The most vicious pirates of the Carribean want to find out who is the biggest cutthroat, so they make a bet. They're all sailing the same route, and whoever can show the biggest amount of loot at the end of the journey wins. Master pirate Redhook plays the judge, but there aren't many rules - everything is allowed as long as it earns gold.
Redhook's Revenge is one of these boardgames on the computer. The Carribean becomes a playfield, sailing is a matter of rolling the dice and then moving along a predefined line. The square you land on this way contains an event. This can either be something simple like 'go two steps backwards', 'you find 500 pieces of gold' or a multiple choice question. The questions test your knowledge about historical pirates, pirate novels, pirate movies and general sailing-related stuff. Correct answers are rewarded with gold and additional supplies.
Supplies like a compass or cloth can be used to avoid negative effects of events. The compass, for example, helps you navigate through thick fog. Without one, you have to pass one turn. You can also keep hostages in your cargo hold, in the hope to receive ransom for them later. Cannons are perhaps the most important piece of equipment for every pirate, though.
The reason is obvious: The competitors' ships can meet on the same square. Then, a battle between them ensues. For each cannon on board, the pirates can roll one dice and whoever rolls the higher numbers wins, looting some money from the enemy and 'winning' the square. So, the more cannons, the bigger the chances for success. Pillaging cities is done the same way: If your ship lands on the right square belonging to one, you can attack the fortress in the hope to sail away with the town's riches.
Being a 'digital boardgame', Redhook's Revenge of course suffers from the same problems as the whole genre. First of all, the trivia questions are repeating themselves too quickly. Once you know them, a good part of the motivation is gone. Second, the more humans participate, the more fun. Playing against AI enemies is alright, but it can hardly compare to the Schadenfreude (sorry, there's no aequivalent translation of that word - look it up) you feel if you've just beaten someone sitting next to you in a battle and stolen his or her money. In any case, it's the perfect party game.

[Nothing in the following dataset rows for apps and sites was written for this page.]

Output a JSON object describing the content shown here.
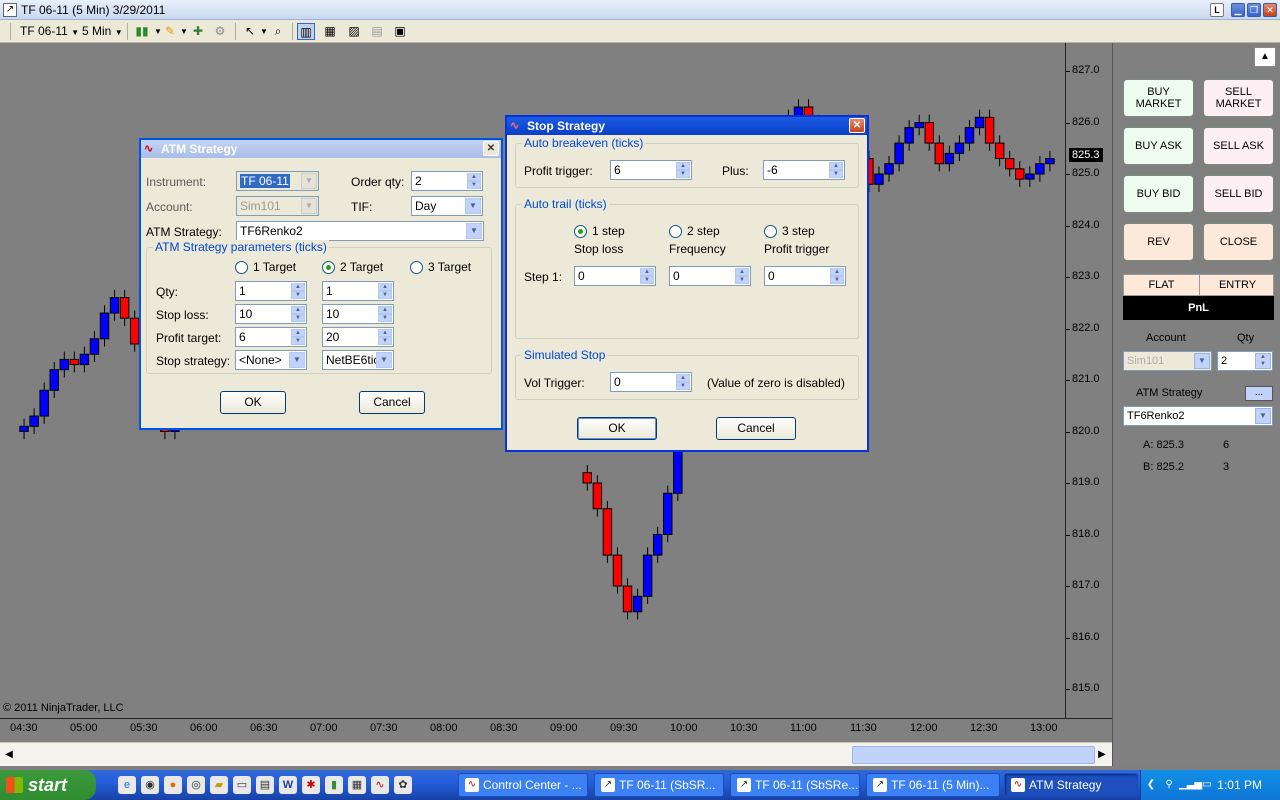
{
  "window": {
    "title": "TF 06-11 (5 Min)  3/29/2011"
  },
  "toolbar": {
    "instrument": "TF 06-11",
    "interval": "5 Min"
  },
  "chart_data": {
    "type": "candlestick",
    "price_axis": {
      "labels": [
        "827.0",
        "826.0",
        "825.0",
        "824.0",
        "823.0",
        "822.0",
        "821.0",
        "820.0",
        "819.0",
        "818.0",
        "817.0",
        "816.0",
        "815.0"
      ],
      "min": 815.0,
      "max": 827.0
    },
    "current_price": "825.3",
    "time_axis": {
      "labels": [
        "04:30",
        "05:00",
        "05:30",
        "06:00",
        "06:30",
        "07:00",
        "07:30",
        "08:00",
        "08:30",
        "09:00",
        "09:30",
        "10:00",
        "10:30",
        "11:00",
        "11:30",
        "12:00",
        "12:30",
        "13:00"
      ]
    },
    "colors": {
      "up": "#0000ff",
      "down": "#ff0000"
    }
  },
  "copyright": "© 2011 NinjaTrader, LLC",
  "panel": {
    "buy_market": "BUY MARKET",
    "sell_market": "SELL MARKET",
    "buy_ask": "BUY ASK",
    "sell_ask": "SELL ASK",
    "buy_bid": "BUY BID",
    "sell_bid": "SELL BID",
    "rev": "REV",
    "close": "CLOSE",
    "flat": "FLAT",
    "entry": "ENTRY",
    "pnl": "PnL",
    "account_label": "Account",
    "qty_label": "Qty",
    "account_value": "Sim101",
    "qty_value": "2",
    "atm_label": "ATM Strategy",
    "atm_dots": "...",
    "atm_value": "TF6Renko2",
    "ask": {
      "label": "A: 825.3",
      "size": "6"
    },
    "bid": {
      "label": "B: 825.2",
      "size": "3"
    }
  },
  "atm_dialog": {
    "title": "ATM Strategy",
    "instrument_label": "Instrument:",
    "instrument_value": "TF 06-11",
    "account_label": "Account:",
    "account_value": "Sim101",
    "order_qty_label": "Order qty:",
    "order_qty_value": "2",
    "tif_label": "TIF:",
    "tif_value": "Day",
    "atm_strategy_label": "ATM Strategy:",
    "atm_strategy_value": "TF6Renko2",
    "params_title": "ATM Strategy parameters (ticks)",
    "target1": "1 Target",
    "target2": "2 Target",
    "target3": "3 Target",
    "qty_label": "Qty:",
    "stop_loss_label": "Stop loss:",
    "profit_target_label": "Profit target:",
    "stop_strategy_label": "Stop strategy:",
    "col1": {
      "qty": "1",
      "stop_loss": "10",
      "profit_target": "6",
      "stop_strategy": "<None>"
    },
    "col2": {
      "qty": "1",
      "stop_loss": "10",
      "profit_target": "20",
      "stop_strategy": "NetBE6tic"
    },
    "ok": "OK",
    "cancel": "Cancel"
  },
  "stop_dialog": {
    "title": "Stop Strategy",
    "auto_breakeven_title": "Auto breakeven (ticks)",
    "profit_trigger_label": "Profit trigger:",
    "profit_trigger_value": "6",
    "plus_label": "Plus:",
    "plus_value": "-6",
    "auto_trail_title": "Auto trail (ticks)",
    "step1_opt": "1 step",
    "step2_opt": "2 step",
    "step3_opt": "3 step",
    "col_stop_loss": "Stop loss",
    "col_frequency": "Frequency",
    "col_profit_trigger": "Profit trigger",
    "step1_label": "Step 1:",
    "step1_values": [
      "0",
      "0",
      "0"
    ],
    "simulated_stop_title": "Simulated Stop",
    "vol_trigger_label": "Vol Trigger:",
    "vol_trigger_value": "0",
    "vol_note": "(Value of zero is disabled)",
    "ok": "OK",
    "cancel": "Cancel"
  },
  "taskbar": {
    "start": "start",
    "tasks": [
      "Control Center - ...",
      "TF 06-11 (SbSR...",
      "TF 06-11 (SbSRe...",
      "TF 06-11 (5 Min)...",
      "ATM Strategy"
    ],
    "clock": "1:01 PM"
  }
}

ImagiSOFT started offering the full version of this Shareware game for free in 2004. It can be downloaded from their website (see related links), but that doesn't mean it has gone into public domain. Free redistribution still isn't permitted - and that is why there isn't a direct download link right here on this site. Anyway, it should be worth the two additional clicks needed to head over there.